BEGIN Listed records

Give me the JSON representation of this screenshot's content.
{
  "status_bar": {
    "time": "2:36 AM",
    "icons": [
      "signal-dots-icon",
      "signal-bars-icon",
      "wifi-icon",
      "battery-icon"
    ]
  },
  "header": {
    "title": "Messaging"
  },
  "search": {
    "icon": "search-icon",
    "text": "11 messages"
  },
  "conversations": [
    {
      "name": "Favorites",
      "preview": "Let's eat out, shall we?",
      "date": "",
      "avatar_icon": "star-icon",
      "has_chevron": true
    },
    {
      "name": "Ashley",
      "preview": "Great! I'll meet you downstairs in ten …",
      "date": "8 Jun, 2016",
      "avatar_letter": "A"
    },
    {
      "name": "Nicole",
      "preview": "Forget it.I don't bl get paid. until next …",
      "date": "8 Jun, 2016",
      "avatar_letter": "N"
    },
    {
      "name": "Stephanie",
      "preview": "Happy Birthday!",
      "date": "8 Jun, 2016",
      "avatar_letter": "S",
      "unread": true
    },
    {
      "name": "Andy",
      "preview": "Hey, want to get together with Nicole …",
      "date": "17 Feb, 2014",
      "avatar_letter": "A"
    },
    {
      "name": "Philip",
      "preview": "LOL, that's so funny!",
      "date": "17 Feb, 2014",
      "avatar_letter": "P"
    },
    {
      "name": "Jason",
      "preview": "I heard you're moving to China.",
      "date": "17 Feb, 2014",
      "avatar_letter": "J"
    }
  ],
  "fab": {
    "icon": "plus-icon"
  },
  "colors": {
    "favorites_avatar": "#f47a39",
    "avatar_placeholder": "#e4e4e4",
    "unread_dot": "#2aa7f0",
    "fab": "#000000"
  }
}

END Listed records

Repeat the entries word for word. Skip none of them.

Give me the JSON representation of this screenshot's content.
{
  "status_bar": {
    "time": "2:36 AM",
    "icons": [
      "signal-dots-icon",
      "signal-bars-icon",
      "wifi-icon",
      "battery-icon"
    ]
  },
  "header": {
    "title": "Messaging"
  },
  "search": {
    "icon": "search-icon",
    "text": "11 messages"
  },
  "conversations": [
    {
      "name": "Favorites",
      "preview": "Let's eat out, shall we?",
      "date": "",
      "avatar_icon": "star-icon",
      "has_chevron": true
    },
    {
      "name": "Ashley",
      "preview": "Great! I'll meet you downstairs in ten …",
      "date": "8 Jun, 2016",
      "avatar_letter": "A"
    },
    {
      "name": "Nicole",
      "preview": "Forget it.I don't bl get paid. until next …",
      "date": "8 Jun, 2016",
      "avatar_letter": "N"
    },
    {
      "name": "Stephanie",
      "preview": "Happy Birthday!",
      "date": "8 Jun, 2016",
      "avatar_letter": "S",
      "unread": true
    },
    {
      "name": "Andy",
      "preview": "Hey, want to get together with Nicole …",
      "date": "17 Feb, 2014",
      "avatar_letter": "A"
    },
    {
      "name": "Philip",
      "preview": "LOL, that's so funny!",
      "date": "17 Feb, 2014",
      "avatar_letter": "P"
    },
    {
      "name": "Jason",
      "preview": "I heard you're moving to China.",
      "date": "17 Feb, 2014",
      "avatar_letter": "J"
    }
  ],
  "fab": {
    "icon": "plus-icon"
  },
  "colors": {
    "favorites_avatar": "#f47a39",
    "avatar_placeholder": "#e4e4e4",
    "unread_dot": "#2aa7f0",
    "fab": "#000000"
  }
}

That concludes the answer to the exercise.